“The logistics were so well choreographed,” says Campbell. “Bombardier was providing continuous updates on where the delivery truck was located along the highways of Ontario.”
The vehicles were moved thanks to a special tractor flatbed designed for the extra-long and heavy load. Once on site, an offloading ramp was used to get the first LRV down from the trailer. An electric rail car mover then pulled the vehicle down the ramp onto the tracks of the EMSF.
Campbell remembers that first delivery day in January, 2019, like it was yesterday.
“The atmosphere around the shop was exciting,” he recalls. “As the LRV cleared the front gates of the facility, most employees stopped their work to watch the LRV parade past their window.
“We had the same feeling as a child’s excitement of waking up on Christmas morning and getting a special gift from Santa.
For many working on the project, the initial delivery was a career high.
The new transit machines can achieve speeds of 80km/hr. The actual working speed will be determined by the spacing between stops and the dwells at those stops.
The vehicles will carry 200 passengers – that`s three times as many riders as a typical bus – and will use DC power. They will also have traction inverters onboard to use three-phase AC motors. That means quick and smooth power and braking.

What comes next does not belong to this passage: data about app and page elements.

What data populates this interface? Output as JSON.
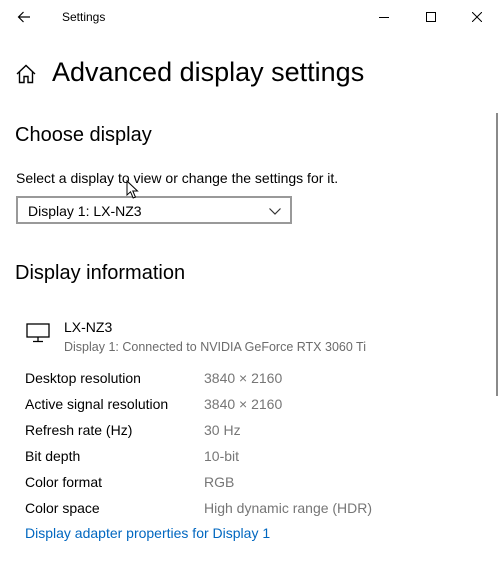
{
  "window": {
    "title": "Settings"
  },
  "header": {
    "page_title": "Advanced display settings"
  },
  "choose_display": {
    "heading": "Choose display",
    "select_label": "Select a display to view or change the settings for it.",
    "selected_display": "Display 1: LX-NZ3"
  },
  "display_information": {
    "heading": "Display information",
    "monitor_name": "LX-NZ3",
    "monitor_description": "Display 1: Connected to NVIDIA GeForce RTX 3060 Ti",
    "rows": [
      {
        "label": "Desktop resolution",
        "value": "3840 × 2160"
      },
      {
        "label": "Active signal resolution",
        "value": "3840 × 2160"
      },
      {
        "label": "Refresh rate (Hz)",
        "value": "30 Hz"
      },
      {
        "label": "Bit depth",
        "value": "10-bit"
      },
      {
        "label": "Color format",
        "value": "RGB"
      },
      {
        "label": "Color space",
        "value": "High dynamic range (HDR)"
      }
    ],
    "adapter_link": "Display adapter properties for Display 1"
  },
  "icons": {
    "back": "back-arrow-icon",
    "minimize": "minimize-icon",
    "maximize": "maximize-icon",
    "close": "close-icon",
    "home": "home-icon",
    "dropdown": "chevron-down-icon",
    "monitor": "monitor-icon",
    "cursor": "mouse-pointer-icon"
  },
  "colors": {
    "link": "#0067c0",
    "secondary_text": "#767676",
    "dropdown_border": "#999999"
  }
}
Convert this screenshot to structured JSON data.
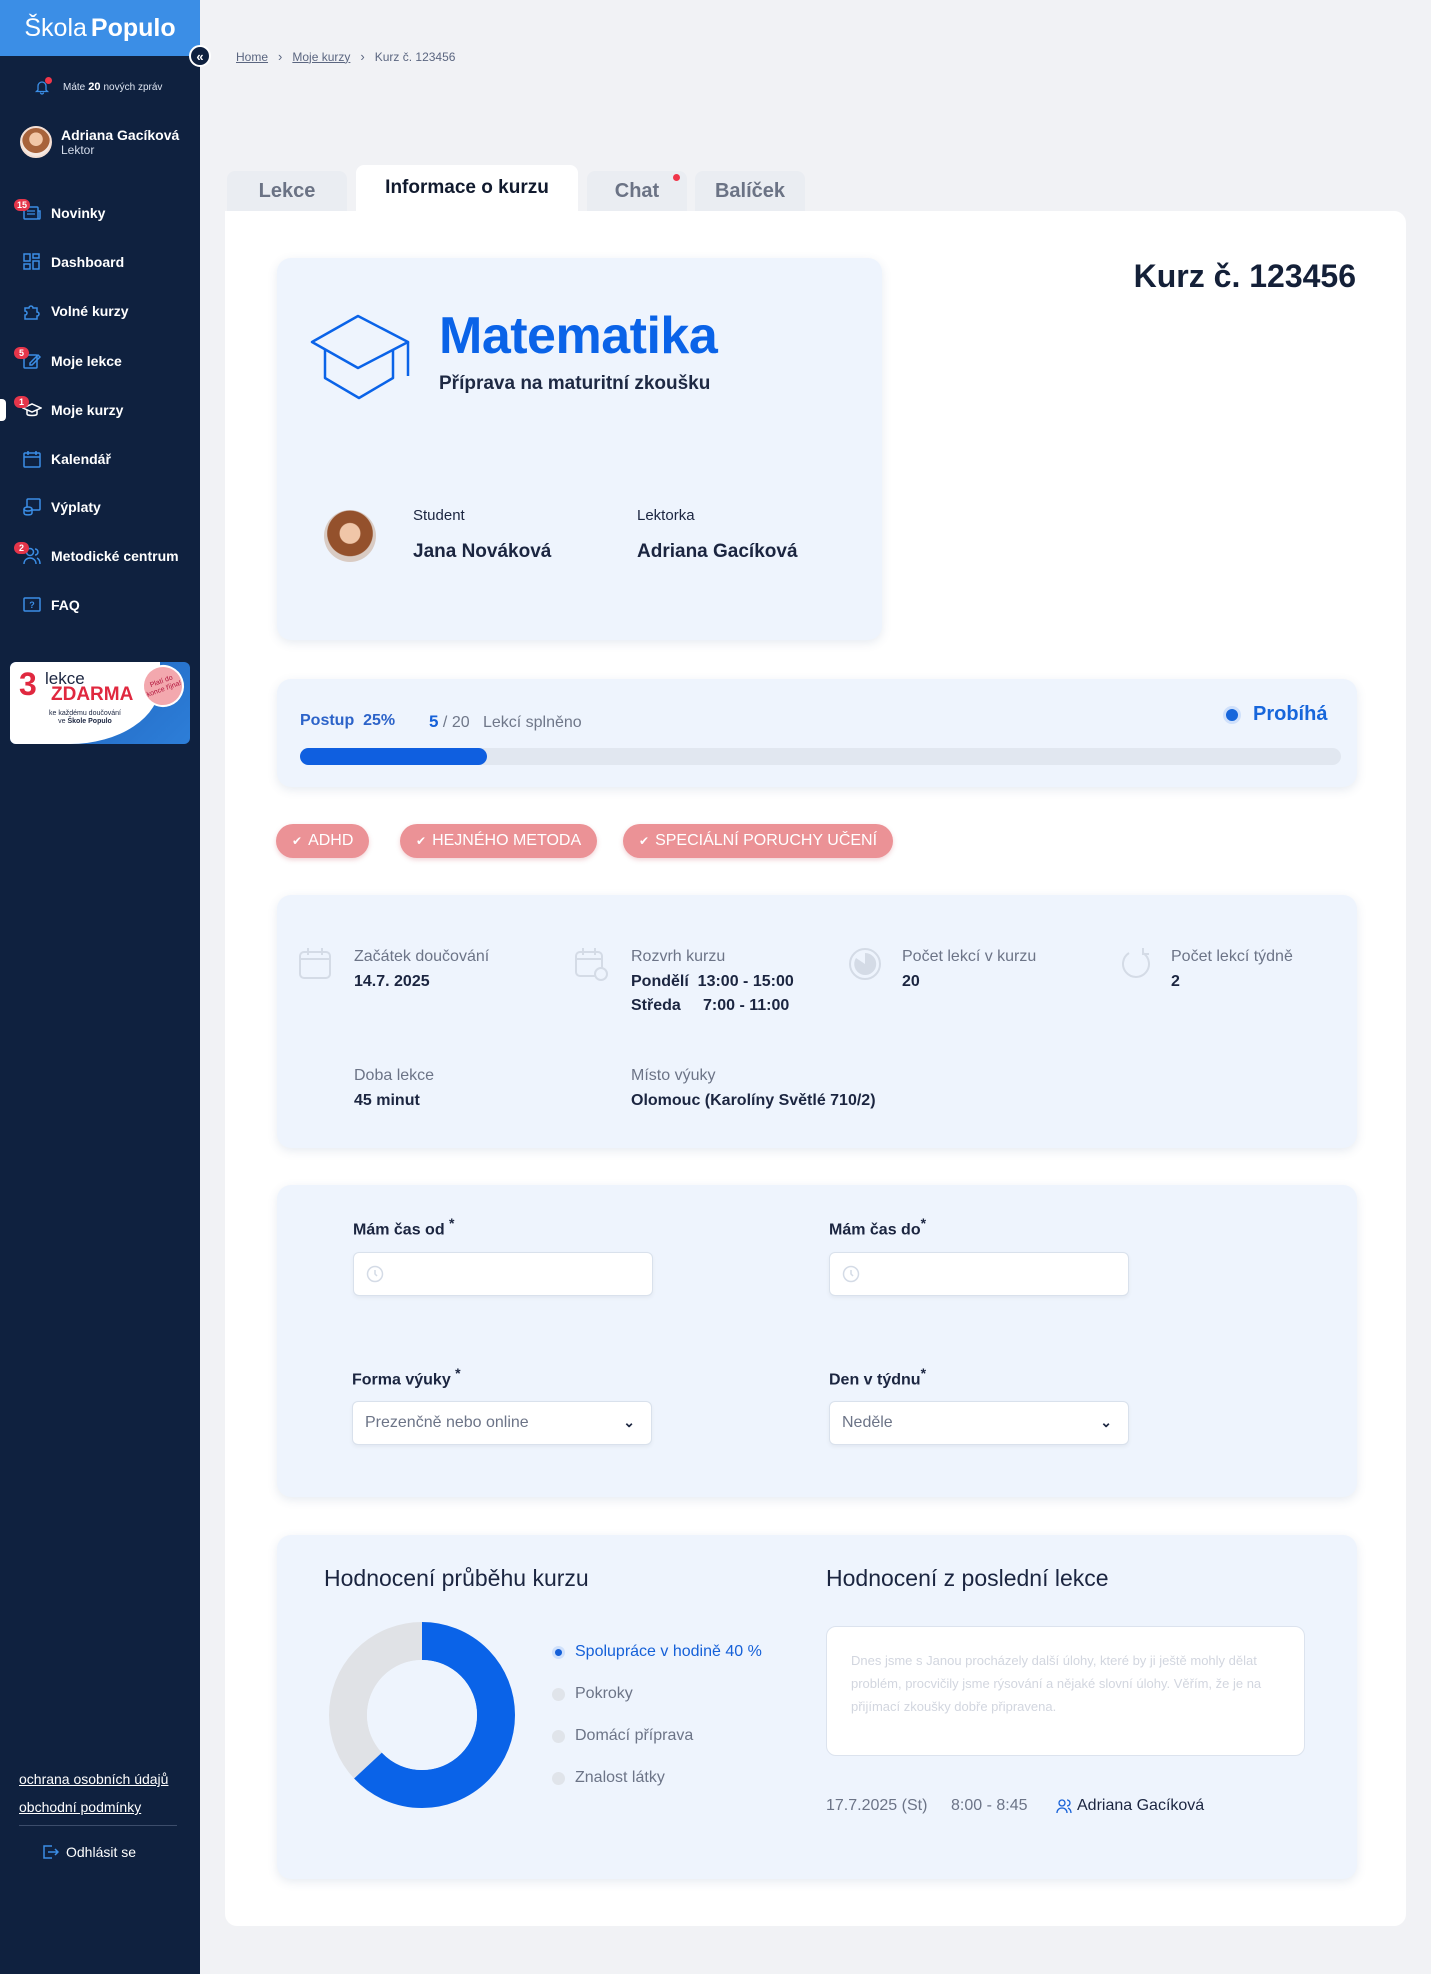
{
  "sidebar": {
    "logo_a": "Škola",
    "logo_b": "Populo",
    "notif_prefix": "Máte",
    "notif_count": "20",
    "notif_suffix": "nových zpráv",
    "user_name": "Adriana Gacíková",
    "user_role": "Lektor",
    "items": [
      {
        "label": "Novinky",
        "badge": "15",
        "icon": "news-icon"
      },
      {
        "label": "Dashboard",
        "badge": "",
        "icon": "dashboard-icon"
      },
      {
        "label": "Volné kurzy",
        "badge": "",
        "icon": "puzzle-icon"
      },
      {
        "label": "Moje lekce",
        "badge": "5",
        "icon": "edit-icon"
      },
      {
        "label": "Moje kurzy",
        "badge": "1",
        "icon": "graduation-cap-icon"
      },
      {
        "label": "Kalendář",
        "badge": "",
        "icon": "calendar-icon"
      },
      {
        "label": "Výplaty",
        "badge": "",
        "icon": "coins-icon"
      },
      {
        "label": "Metodické centrum",
        "badge": "2",
        "icon": "users-icon"
      },
      {
        "label": "FAQ",
        "badge": "",
        "icon": "question-icon"
      }
    ],
    "promo": {
      "num": "3",
      "line1": "lekce",
      "line2": "ZDARMA",
      "small_a": "ke každému doučování",
      "small_b": "ve",
      "brand": "Škole Populo",
      "seal": "Platí do konce října!"
    },
    "privacy": "ochrana osobních údajů",
    "terms": "obchodní podmínky",
    "logout": "Odhlásit se"
  },
  "breadcrumb": {
    "home": "Home",
    "courses": "Moje kurzy",
    "current": "Kurz č. 123456"
  },
  "tabs": {
    "lekce": "Lekce",
    "info": "Informace o kurzu",
    "chat": "Chat",
    "balicek": "Balíček"
  },
  "course": {
    "number_title": "Kurz č. 123456",
    "subject": "Matematika",
    "subtitle": "Příprava na maturitní zkoušku",
    "student_label": "Student",
    "student_name": "Jana  Nováková",
    "tutor_label": "Lektorka",
    "tutor_name": "Adriana Gacíková"
  },
  "progress": {
    "label": "Postup",
    "percent": "25%",
    "percent_value": 25,
    "done": "5",
    "total": "/ 20",
    "suffix": "Lekcí splněno",
    "status": "Probíhá"
  },
  "tags": [
    "ADHD",
    "HEJNÉHO METODA",
    "SPECIÁLNÍ PORUCHY UČENÍ"
  ],
  "info": {
    "start_label": "Začátek doučování",
    "start_value": "14.7. 2025",
    "schedule_label": "Rozvrh kurzu",
    "schedule_1": "Pondělí  13:00 - 15:00",
    "schedule_2": "Středa     7:00 - 11:00",
    "count_label": "Počet lekcí v kurzu",
    "count_value": "20",
    "weekly_label": "Počet lekcí týdně",
    "weekly_value": "2",
    "duration_label": "Doba lekce",
    "duration_value": "45 minut",
    "place_label": "Místo výuky",
    "place_value": "Olomouc (Karolíny Světlé 710/2)"
  },
  "form": {
    "from_label": "Mám čas od",
    "to_label": "Mám čas do",
    "form_label": "Forma výuky",
    "form_value": "Prezenčně nebo online",
    "day_label": "Den v týdnu",
    "day_value": "Neděle",
    "required": "*"
  },
  "evaluation": {
    "title": "Hodnocení průběhu kurzu",
    "last_title": "Hodnocení z poslední lekce",
    "legend": [
      "Spolupráce v hodině",
      "Pokroky",
      "Domácí příprava",
      "Znalost látky"
    ],
    "active_value": "40 %",
    "donut_fraction": 0.63,
    "note": "Dnes jsme s Janou procházely další úlohy, které by ji ještě mohly dělat problém, procvičily jsme rýsování a nějaké slovní úlohy. Věřím, že je na přijímací zkoušky dobře připravena.",
    "date": "17.7.2025 (St)",
    "time": "8:00 - 8:45",
    "tutor": "Adriana Gacíková"
  },
  "colors": {
    "accent": "#0a63e8",
    "sidebar": "#0f213f",
    "tag": "#eb9296",
    "card": "#eef4fd"
  }
}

Prior to the May 22 media event, tests were performed without any problems or serious challenges, which confirmed to Campbell and his team that all the major components of the infrastructure were installed properly. That includes the interface of the LRV with the tracks, the yard switches, clearances with the yard poles and the Overhead Catenary System (OCS).
“I have great confidence in the success of this project here in Toronto,” says Campbell, who`s been in the rail industry for 40 years.
“Time will ultimately tell on how the vehicles will perform, but we have the expertise on hand to make sure any bugs will be worked out.
Campbell also points out the LRVs are a slight derivation of the current TTC streetcars and Region of Waterloo vehicles – an advantage as the manufacturer has had time to work on improvements.
The Crosstown LRVs produce zero emissions and will travel on a dedicated right-of-way, so they won’t impede traffic.
They`re also used to extreme cold and snow, and are used in cities like Edmonton, Minneapolis and Stockholm. Toronto weather should not be a problem.
The rest of the LRV deliveries are underway and will continue until all 76 LRVs have arrived in 2021 – when the Eglinton Crosstown is expected to be in service.
Until then, we proudly present the first public steps.
by Nitish Bissonauth Metrolinx bilingual editorial content advisor